Where Apple ads go next
Music & soundUser generated content & participationVirtual & augmented reality
It’s rare for a company to have fingers in quite so many pies as the iPhone (and iPad, and Mac, and Apple Music, and AppStore…) maker; a new tie-in with the artist Olivia Rodrigo on TikTok encapsulates these capabilities and how it can present itself as a cultural nexus.
Why it matters
The observation, made by Fast Company, that the Gen-Z icon’s latest video –Brutal – is as much a vehicle to promote the song as it is to show off Apple’s presence across the whole creative process is a strong one. While it’s true that few firms have either the budget or fanbase that Apple enjoys, but there are still lessons to be learned.
Just three days after the release of the official video that features extensive use of a FacePaint feature from Procreate, which allows users to design their own “masks”, effectively DIY filters like those made famous by Snap Chat, Apple cast its “Made on iPad” net over the video.
Of course, the brand has anchored its image firmly to creators – with particularly heavy use of artists – before with its ‘Behind the Mac’ campaign.
Where this diverges is not only the importance of the computer to music (it’s most likely that a Mac was used at some point in the creation of Brutal), but how sound and vision are made through its devices and, ultimately, distributed across its music platform.
While it may not control TikTok, where the hashtag #BrutalMasks has taken off, with people emulating the moving masks from the video.
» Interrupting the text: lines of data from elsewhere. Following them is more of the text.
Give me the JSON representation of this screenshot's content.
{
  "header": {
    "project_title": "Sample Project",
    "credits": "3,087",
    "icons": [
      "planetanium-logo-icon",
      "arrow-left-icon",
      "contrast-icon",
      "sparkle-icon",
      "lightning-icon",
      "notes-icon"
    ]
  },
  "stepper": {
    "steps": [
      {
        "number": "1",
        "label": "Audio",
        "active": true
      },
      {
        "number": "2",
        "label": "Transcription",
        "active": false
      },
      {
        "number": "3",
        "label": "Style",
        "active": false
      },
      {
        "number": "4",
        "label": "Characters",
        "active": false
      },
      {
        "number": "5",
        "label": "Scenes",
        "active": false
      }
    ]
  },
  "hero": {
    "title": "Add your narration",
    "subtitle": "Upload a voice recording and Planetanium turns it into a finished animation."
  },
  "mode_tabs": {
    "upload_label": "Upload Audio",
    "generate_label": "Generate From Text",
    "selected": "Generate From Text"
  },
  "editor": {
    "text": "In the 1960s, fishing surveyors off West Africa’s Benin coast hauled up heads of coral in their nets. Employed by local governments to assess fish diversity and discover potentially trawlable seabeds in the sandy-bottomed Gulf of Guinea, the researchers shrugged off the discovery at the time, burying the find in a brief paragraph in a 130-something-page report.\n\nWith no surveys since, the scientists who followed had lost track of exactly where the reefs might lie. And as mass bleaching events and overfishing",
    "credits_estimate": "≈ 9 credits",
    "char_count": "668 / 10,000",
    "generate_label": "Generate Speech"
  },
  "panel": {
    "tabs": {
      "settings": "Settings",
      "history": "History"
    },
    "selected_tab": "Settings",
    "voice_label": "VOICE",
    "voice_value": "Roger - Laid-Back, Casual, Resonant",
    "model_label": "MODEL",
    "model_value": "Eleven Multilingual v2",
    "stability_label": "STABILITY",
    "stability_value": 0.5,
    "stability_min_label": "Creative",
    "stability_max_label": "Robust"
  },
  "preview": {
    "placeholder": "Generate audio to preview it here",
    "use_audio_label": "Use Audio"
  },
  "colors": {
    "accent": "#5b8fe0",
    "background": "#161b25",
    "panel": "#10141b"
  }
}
“Apple tools are used to create the content we consume on Apple devices, but also used to create the advertising for both the content and the devices. There is almost no part in that equation untouched by the brand” – Jeff Beer, Staff Editor, Fast Company.